There is one thing keeping this from 1 and ½ stars: the cast. It still baffles me how they could get such a talented group of actors to do such a great job in such a huge waste of time. Surprisingly, none of the actors are sleepwalking their way through their roles. Robert Downey Jr. and Robert Duvall are both at their best here and they both get to show off why they are believed to be such acclaimed and praised performers. Duvall gives one of his best performances in years here and Downey continues to be one of the most charismatic actors working in Hollywood today, in a weak supporting year, Duvall would probably get in regardless of the quality of the feature. The rest of the cast is good from Vera Farmiga to Billy Bob Thornton who fresh off of his incredible, career best turn in Fargo. All of this combined disappoints me how a director and a writer can be so bad and yet the cast is so good.

Without a doubt, The Judge is your average Hallmark movie with a budget and an admittedly amazing cast. Prepare for a journey of sheer blandness with every dumb, obnoxious, drama trope thrown in. Comparing it to other recent, dramas that weren’t good, it’s not as boring as The Monuments Men, not as annoying as August: Osage Country and not as offensive as Extremely Loud & Incredibly Close, but it’s still pretty bad based on how much it sticks to the checklist with no attention to memorability. 80 years from now, The Judge will play once more on a classic movies channel at 3 am in the morning, only 50 people will be watching it with little to no focus and then when it ends the movie will never be heard from or watched ever again.

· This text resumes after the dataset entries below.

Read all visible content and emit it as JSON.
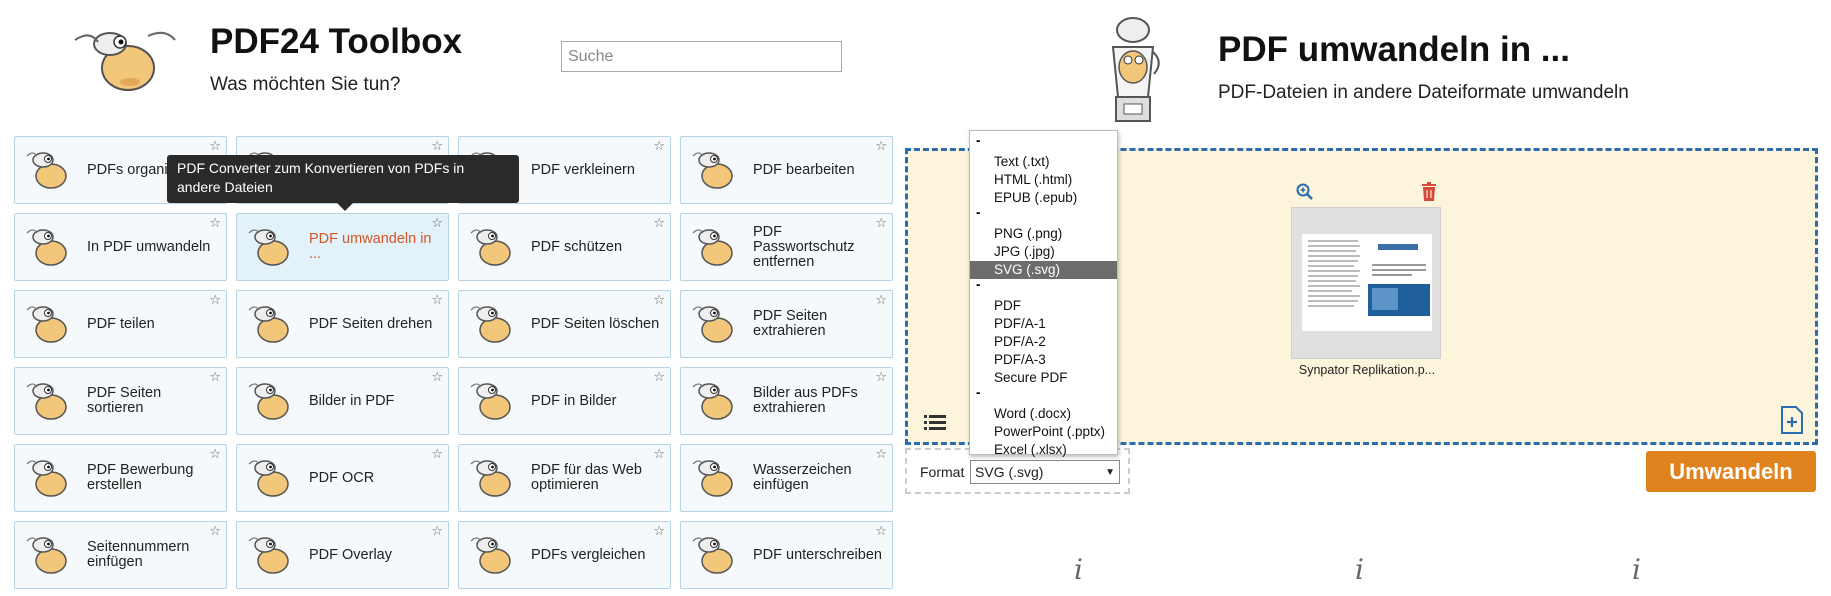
{
  "left": {
    "title": "PDF24 Toolbox",
    "subtitle": "Was möchten Sie tun?",
    "search_placeholder": "Suche",
    "tooltip": "PDF Converter zum Konvertieren von PDFs in andere Dateien",
    "tools": [
      {
        "label": "PDFs organisieren",
        "icon": "sheep-icon"
      },
      {
        "label": "",
        "icon": "sheep-icon"
      },
      {
        "label": "PDF verkleinern",
        "icon": "sheep-icon"
      },
      {
        "label": "PDF bearbeiten",
        "icon": "sheep-icon"
      },
      {
        "label": "In PDF umwandeln",
        "icon": "sheep-hat-icon"
      },
      {
        "label": "PDF umwandeln in ...",
        "icon": "sheep-blender-icon",
        "active": true
      },
      {
        "label": "PDF schützen",
        "icon": "sheep-icon"
      },
      {
        "label": "PDF Passwortschutz entfernen",
        "icon": "sheep-icon"
      },
      {
        "label": "PDF teilen",
        "icon": "sheep-axe-icon"
      },
      {
        "label": "PDF Seiten drehen",
        "icon": "sheep-icon"
      },
      {
        "label": "PDF Seiten löschen",
        "icon": "sheep-book-icon"
      },
      {
        "label": "PDF Seiten extrahieren",
        "icon": "sheep-icon"
      },
      {
        "label": "PDF Seiten sortieren",
        "icon": "pages-icon"
      },
      {
        "label": "Bilder in PDF",
        "icon": "picture-icon"
      },
      {
        "label": "PDF in Bilder",
        "icon": "document-icon"
      },
      {
        "label": "Bilder aus PDFs extrahieren",
        "icon": "sheep-icon"
      },
      {
        "label": "PDF Bewerbung erstellen",
        "icon": "sheep-board-icon"
      },
      {
        "label": "PDF OCR",
        "icon": "sheep-icon"
      },
      {
        "label": "PDF für das Web optimieren",
        "icon": "sheep-icon"
      },
      {
        "label": "Wasserzeichen einfügen",
        "icon": "sheep-icon"
      },
      {
        "label": "Seitennummern einfügen",
        "icon": "numbers-icon"
      },
      {
        "label": "PDF Overlay",
        "icon": "sheep-icon"
      },
      {
        "label": "PDFs vergleichen",
        "icon": "sheep-icon"
      },
      {
        "label": "PDF unterschreiben",
        "icon": "sheep-pen-icon"
      }
    ],
    "star": "☆"
  },
  "right": {
    "title": "PDF umwandeln in ...",
    "subtitle": "PDF-Dateien in andere Dateiformate umwandeln",
    "file_name": "Synpator Replikation.p...",
    "format_label": "Format",
    "format_value": "SVG (.svg)",
    "convert_label": "Umwandeln",
    "dropdown": [
      {
        "type": "sep",
        "label": "-"
      },
      {
        "type": "opt",
        "label": "Text (.txt)"
      },
      {
        "type": "opt",
        "label": "HTML (.html)"
      },
      {
        "type": "opt",
        "label": "EPUB (.epub)"
      },
      {
        "type": "sep",
        "label": "-"
      },
      {
        "type": "opt",
        "label": "PNG (.png)"
      },
      {
        "type": "opt",
        "label": "JPG (.jpg)"
      },
      {
        "type": "opt",
        "label": "SVG (.svg)",
        "selected": true
      },
      {
        "type": "sep",
        "label": "-"
      },
      {
        "type": "opt",
        "label": "PDF"
      },
      {
        "type": "opt",
        "label": "PDF/A-1"
      },
      {
        "type": "opt",
        "label": "PDF/A-2"
      },
      {
        "type": "opt",
        "label": "PDF/A-3"
      },
      {
        "type": "opt",
        "label": "Secure PDF"
      },
      {
        "type": "sep",
        "label": "-"
      },
      {
        "type": "opt",
        "label": "Word (.docx)"
      },
      {
        "type": "opt",
        "label": "PowerPoint (.pptx)"
      },
      {
        "type": "opt",
        "label": "Excel (.xlsx)"
      }
    ],
    "info_symbol": "i"
  },
  "colors": {
    "accent_orange": "#e0821d",
    "drop_border": "#2a6cb0",
    "drop_bg": "#fcf5dc",
    "active_label": "#d4572a",
    "tile_border": "#b5d4e6"
  }
}
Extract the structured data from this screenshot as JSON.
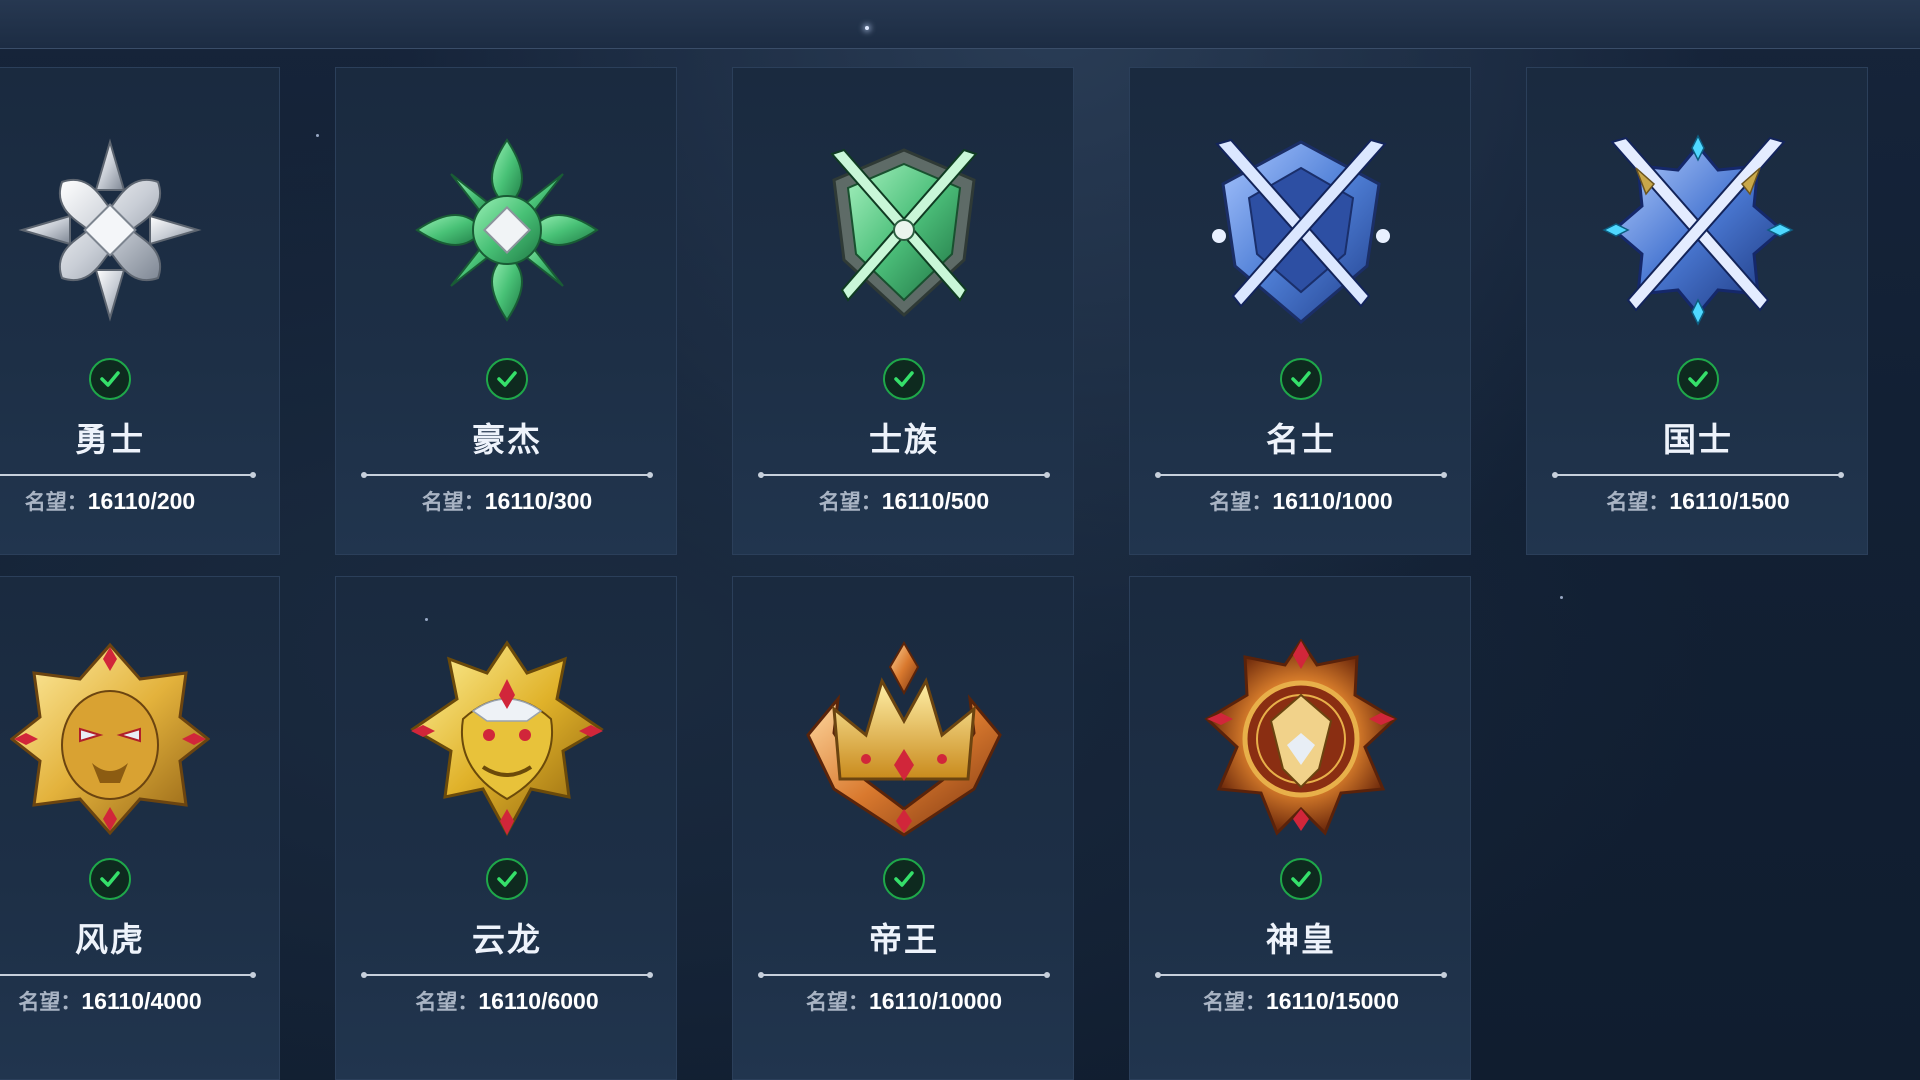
{
  "fame_label": "名望：",
  "ranks": [
    {
      "name": "勇士",
      "fame": "16110/200",
      "completed": true,
      "emblem": "silver-star-emblem-icon"
    },
    {
      "name": "豪杰",
      "fame": "16110/300",
      "completed": true,
      "emblem": "green-star-emblem-icon"
    },
    {
      "name": "士族",
      "fame": "16110/500",
      "completed": true,
      "emblem": "green-swords-shield-emblem-icon"
    },
    {
      "name": "名士",
      "fame": "16110/1000",
      "completed": true,
      "emblem": "blue-swords-shield-emblem-icon"
    },
    {
      "name": "国士",
      "fame": "16110/1500",
      "completed": true,
      "emblem": "blue-gem-swords-emblem-icon"
    },
    {
      "name": "风虎",
      "fame": "16110/4000",
      "completed": true,
      "emblem": "gold-tiger-emblem-icon"
    },
    {
      "name": "云龙",
      "fame": "16110/6000",
      "completed": true,
      "emblem": "gold-dragon-emblem-icon"
    },
    {
      "name": "帝王",
      "fame": "16110/10000",
      "completed": true,
      "emblem": "gold-crown-emblem-icon"
    },
    {
      "name": "神皇",
      "fame": "16110/15000",
      "completed": true,
      "emblem": "gold-sun-emblem-icon"
    }
  ],
  "colors": {
    "check": "#1fa84a",
    "silver": "#d9dde3",
    "green": "#4fc27a",
    "blue": "#4f7fd6",
    "gold": "#e3b23c",
    "orange": "#d9792e"
  }
}
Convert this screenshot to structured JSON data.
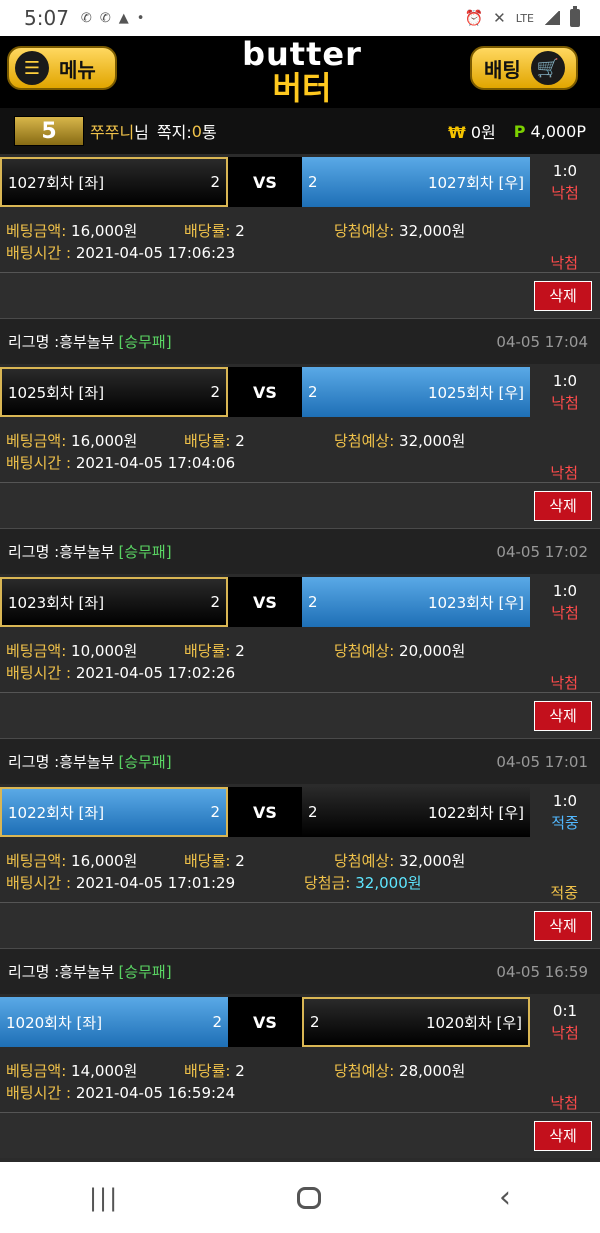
{
  "status": {
    "time": "5:07",
    "net": "LTE"
  },
  "header": {
    "menu_label": "메뉴",
    "bet_label": "배팅",
    "logo_en": "butter",
    "logo_ko": "버터"
  },
  "user": {
    "level": "5",
    "nickname": "쭈쭈니",
    "suffix": "님",
    "memo_label": "쪽지:",
    "memo_count": "0",
    "memo_unit": "통",
    "cash": "0원",
    "points": "4,000P"
  },
  "labels": {
    "bet_amount": "베팅금액:",
    "odds": "배당률:",
    "expected": "당첨예상:",
    "bet_time": "배팅시간 :",
    "win_amount": "당첨금:",
    "vs": "VS",
    "delete": "삭제",
    "league_prefix": "리그명 : ",
    "tag": "[승무패]"
  },
  "cards": [
    {
      "league": "",
      "date": "",
      "left": {
        "name": "1027회차 [좌]",
        "odd": "2",
        "style": "dark gold"
      },
      "right": {
        "name": "1027회차 [우]",
        "odd": "2",
        "style": "blue"
      },
      "score": "1:0",
      "result": "낙첨",
      "win": false,
      "amount": "16,000원",
      "odds": "2",
      "expected": "32,000원",
      "time": "2021-04-05 17:06:23",
      "status": "낙첨"
    },
    {
      "league": "흥부놀부",
      "date": "04-05 17:04",
      "left": {
        "name": "1025회차 [좌]",
        "odd": "2",
        "style": "dark gold"
      },
      "right": {
        "name": "1025회차 [우]",
        "odd": "2",
        "style": "blue"
      },
      "score": "1:0",
      "result": "낙첨",
      "win": false,
      "amount": "16,000원",
      "odds": "2",
      "expected": "32,000원",
      "time": "2021-04-05 17:04:06",
      "status": "낙첨"
    },
    {
      "league": "흥부놀부",
      "date": "04-05 17:02",
      "left": {
        "name": "1023회차 [좌]",
        "odd": "2",
        "style": "dark gold"
      },
      "right": {
        "name": "1023회차 [우]",
        "odd": "2",
        "style": "blue"
      },
      "score": "1:0",
      "result": "낙첨",
      "win": false,
      "amount": "10,000원",
      "odds": "2",
      "expected": "20,000원",
      "time": "2021-04-05 17:02:26",
      "status": "낙첨"
    },
    {
      "league": "흥부놀부",
      "date": "04-05 17:01",
      "left": {
        "name": "1022회차 [좌]",
        "odd": "2",
        "style": "blue gold"
      },
      "right": {
        "name": "1022회차 [우]",
        "odd": "2",
        "style": "dark"
      },
      "score": "1:0",
      "result": "적중",
      "win": true,
      "amount": "16,000원",
      "odds": "2",
      "expected": "32,000원",
      "time": "2021-04-05 17:01:29",
      "win_amount": "32,000원",
      "status": "적중"
    },
    {
      "league": "흥부놀부",
      "date": "04-05 16:59",
      "left": {
        "name": "1020회차 [좌]",
        "odd": "2",
        "style": "blue"
      },
      "right": {
        "name": "1020회차 [우]",
        "odd": "2",
        "style": "dark gold"
      },
      "score": "0:1",
      "result": "낙첨",
      "win": false,
      "amount": "14,000원",
      "odds": "2",
      "expected": "28,000원",
      "time": "2021-04-05 16:59:24",
      "status": "낙첨"
    }
  ]
}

Review by: Ryan M.

Release Date: 10/10/2014

Rating: R

Cast: Robert Downey Jr., Robert Duvall, Vera Farmiga, Billy Bob Thornton and Vincent D’Onofrio

Directed by: David Dobkin

Screenplay by: Nick Schenk and Bill Dubuque

Story by: David Dobkin and Nick Schenk